When we think about the idea of a bonus, there is almost invariably a positive connotation to it. Bonus bucks, bonus bites, and if you’re really fortunate a bonus from your employer. They’re a prize – and all for no additional cost. Yippee!
Some companies have even made a science of creating the illusion of a bonus – such as Jos. A. Bank’s preposterous “Buy 1, Get 7 Free” and similar deals. A true bonus? Well, maybe not so much.
There is however at least one instance when an honest-to-goodness bonus is a bad idea.
I’ve written a number of times on some of the nuances of S-Corporations. The tax benefits, the drawbacks, potential penalties, and new tax laws affecting them. But when I’m meeting with prospective clients or talking to existing clients I seem to get one question more than any other, so I thought it might be good to write a short blurb on it. The question? “How do I pay myself if I need more money than my salary? A bonus?”
For perspective, reference my article from last year explaining the differences between different corporate setups. Again, the major advantage to the S-Corporation is that earnings in excess of officer payroll earnings are not subject to self-employment (Social Security and Medicare) taxes. Business owners must give themselves a reasonable salary, as required by the IRS.
And that often leads to the question: “how do I pay myself if I need more money?” The initial inclination (a bonus) is actually the worst option. Bonuses have to be run through payroll and are de facto employee earnings. As such, they will still be subject to Social Security and Medicare taxes – thus negating the benefit of the S-Corporation.

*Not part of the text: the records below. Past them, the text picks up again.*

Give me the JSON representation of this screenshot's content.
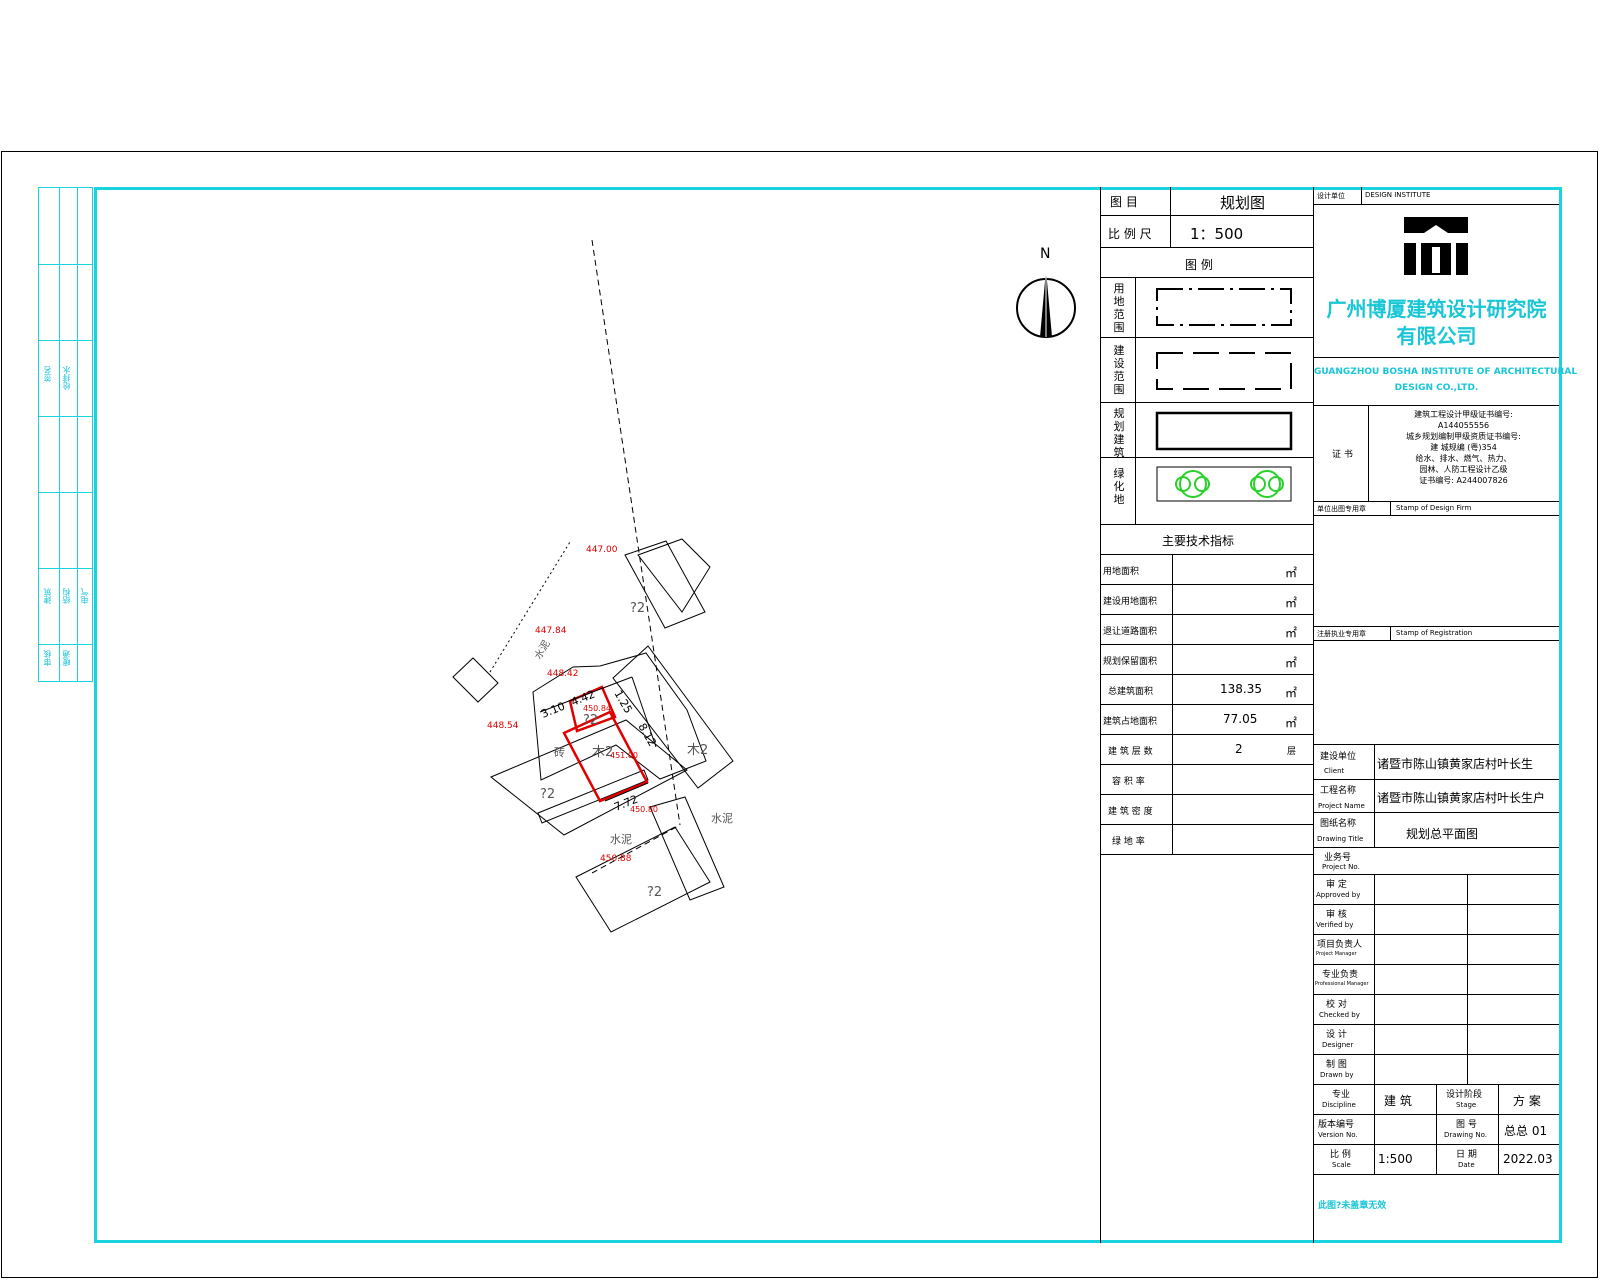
{
  "colors": {
    "frame": "#19d3df",
    "company": "#19c6d6",
    "survey_point": "#e00000",
    "plan_outline": "#e00000",
    "green": "#2bd12b"
  },
  "left_strip": {
    "labels": [
      "签名",
      "审核",
      "建筑",
      "结构",
      "给排水",
      "电气",
      "暖通"
    ]
  },
  "title_table": {
    "drawing_title_label": "图 目",
    "drawing_title_value": "规划图",
    "scale_label": "比 例 尺",
    "scale_value": "1：500",
    "legend_title": "图 例",
    "legend": [
      {
        "label": "用地范围"
      },
      {
        "label": "建设范围"
      },
      {
        "label": "规划建筑"
      },
      {
        "label": "绿化地"
      }
    ],
    "indicators_title": "主要技术指标",
    "indicators": [
      {
        "label": "用地面积",
        "value": "",
        "unit": "㎡"
      },
      {
        "label": "建设用地面积",
        "value": "",
        "unit": "㎡"
      },
      {
        "label": "退让道路面积",
        "value": "",
        "unit": "㎡"
      },
      {
        "label": "规划保留面积",
        "value": "",
        "unit": "㎡"
      },
      {
        "label": "总建筑面积",
        "value": "138.35",
        "unit": "㎡"
      },
      {
        "label": "建筑占地面积",
        "value": "77.05",
        "unit": "㎡"
      },
      {
        "label": "建 筑 层 数",
        "value": "2",
        "unit": "层"
      },
      {
        "label": "容 积 率",
        "value": "",
        "unit": ""
      },
      {
        "label": "建 筑 密 度",
        "value": "",
        "unit": ""
      },
      {
        "label": "绿 地 率",
        "value": "",
        "unit": ""
      }
    ]
  },
  "company": {
    "design_unit_label": "设计单位",
    "design_unit_en": "DESIGN INSTITUTE",
    "name_cn_line1": "广州博厦建筑设计研究院",
    "name_cn_line2": "有限公司",
    "name_en_line1": "GUANGZHOU BOSHA INSTITUTE OF ARCHITECTURAL",
    "name_en_line2": "DESIGN CO.,LTD.",
    "cert_label": "证 书",
    "cert_lines": [
      "建筑工程设计甲级证书编号:",
      "A144055556",
      "城乡规划编制甲级资质证书编号:",
      "建 城规编 (粤)354",
      "给水、排水、燃气、热力、",
      "园林、人防工程设计乙级",
      "证书编号: A244007826"
    ],
    "stamp_label": "单位出图专用章",
    "stamp_en": "Stamp of Design Firm",
    "reg_label": "注册执业专用章",
    "reg_en": "Stamp of Registration"
  },
  "project": {
    "client_label": "建设单位",
    "client_en": "Client",
    "client_value": "诸暨市陈山镇黄家店村叶长生",
    "project_label": "工程名称",
    "project_en": "Project Name",
    "project_value": "诸暨市陈山镇黄家店村叶长生户",
    "drawing_label": "图纸名称",
    "drawing_en": "Drawing Title",
    "drawing_value": "规划总平面图",
    "project_no_label": "业务号",
    "project_no_en": "Project No.",
    "roles": [
      {
        "cn": "审 定",
        "en": "Approved by"
      },
      {
        "cn": "审 核",
        "en": "Verified by"
      },
      {
        "cn": "项目负责人",
        "en": "Project Manager"
      },
      {
        "cn": "专业负责",
        "en": "Professional Manager"
      },
      {
        "cn": "校 对",
        "en": "Checked by"
      },
      {
        "cn": "设 计",
        "en": "Designer"
      },
      {
        "cn": "制 图",
        "en": "Drawn by"
      }
    ],
    "discipline_label": "专业",
    "discipline_en": "Discipline",
    "discipline_value": "建 筑",
    "stage_label": "设计阶段",
    "stage_en": "Stage",
    "stage_value": "方 案",
    "version_label": "版本编号",
    "version_en": "Version No.",
    "version_value": "",
    "drawing_no_label": "图 号",
    "drawing_no_en": "Drawing No.",
    "drawing_no_value": "总总 01",
    "scale_label": "比 例",
    "scale_en": "Scale",
    "scale_value": "1:500",
    "date_label": "日 期",
    "date_en": "Date",
    "date_value": "2022.03",
    "footer_note": "此图?未盖章无效"
  },
  "site_plan": {
    "north_label": "N",
    "elevations": [
      "447.00",
      "447.84",
      "448.42",
      "448.54",
      "450.84",
      "451.00",
      "450.80",
      "450.88"
    ],
    "dimensions": [
      "3.10",
      "4.42",
      "1.25",
      "8.12",
      "7.72"
    ],
    "building_labels": [
      "?2",
      "?2",
      "木2",
      "木2",
      "?2",
      "?2",
      "砖"
    ],
    "ground_labels": [
      "水泥",
      "水泥",
      "水泥"
    ]
  }
}
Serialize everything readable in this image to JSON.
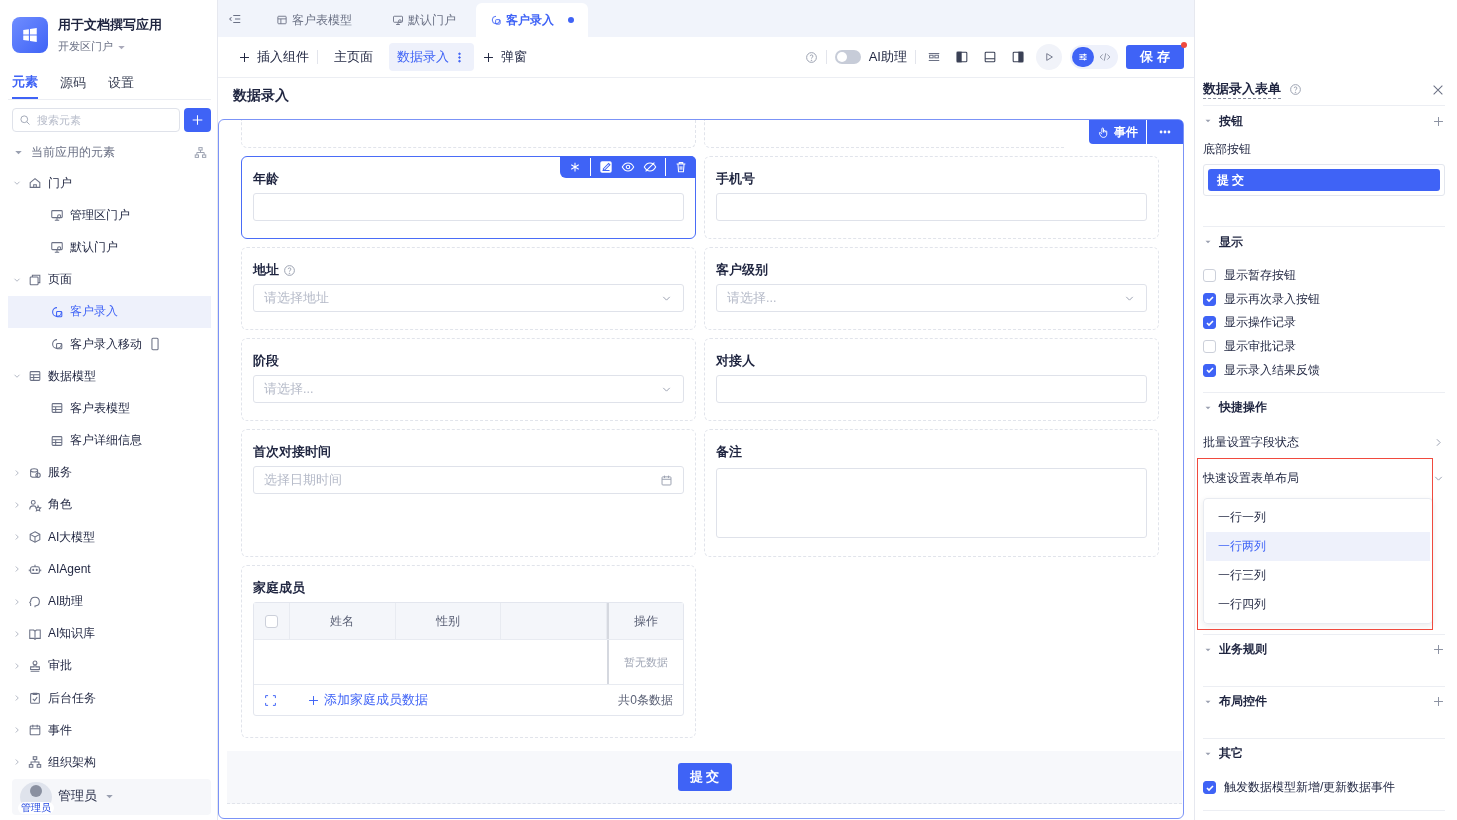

Instead, corporate shareholders need to take these cash withdrawals as shareholder distributions. These can also be called owner withdrawals, stockholder draws, or dividends. Structured in this way, none of these cash withdrawals are subject to SS and Medicare. The income from an S-Corporation is taxed when earned, not when distributed. So there is no additional tax paid for simply withdrawing money from the S-Corp. Income tax was already assessed when the income was earned.
So the basic rule of thumb is: salary to an appropriate and reasonable amount and anything beyond that as a shareholder distribution. There are very few instances where an owner bonus would be appropriate. And again, to be clear, I’m not saying that you as the owner should not pay yourself out the money. You’re getting the exact same amount. It’s just a question of classifying in the most tax-advantaged manner possible – so that you get to keep more of what you take out instead of having it make that one-way trip to Washington, DC.
As always, if you have any questions please do not hesitate to contact me and we can discuss them.
Any accounting, business, or tax advice contained in this communication, including attachments and enclosures, is not intended as a thorough, in-depth analysis of specific issues, nor a substitute for a formal opinion, nor is it sufficient to avoid tax-related penalties.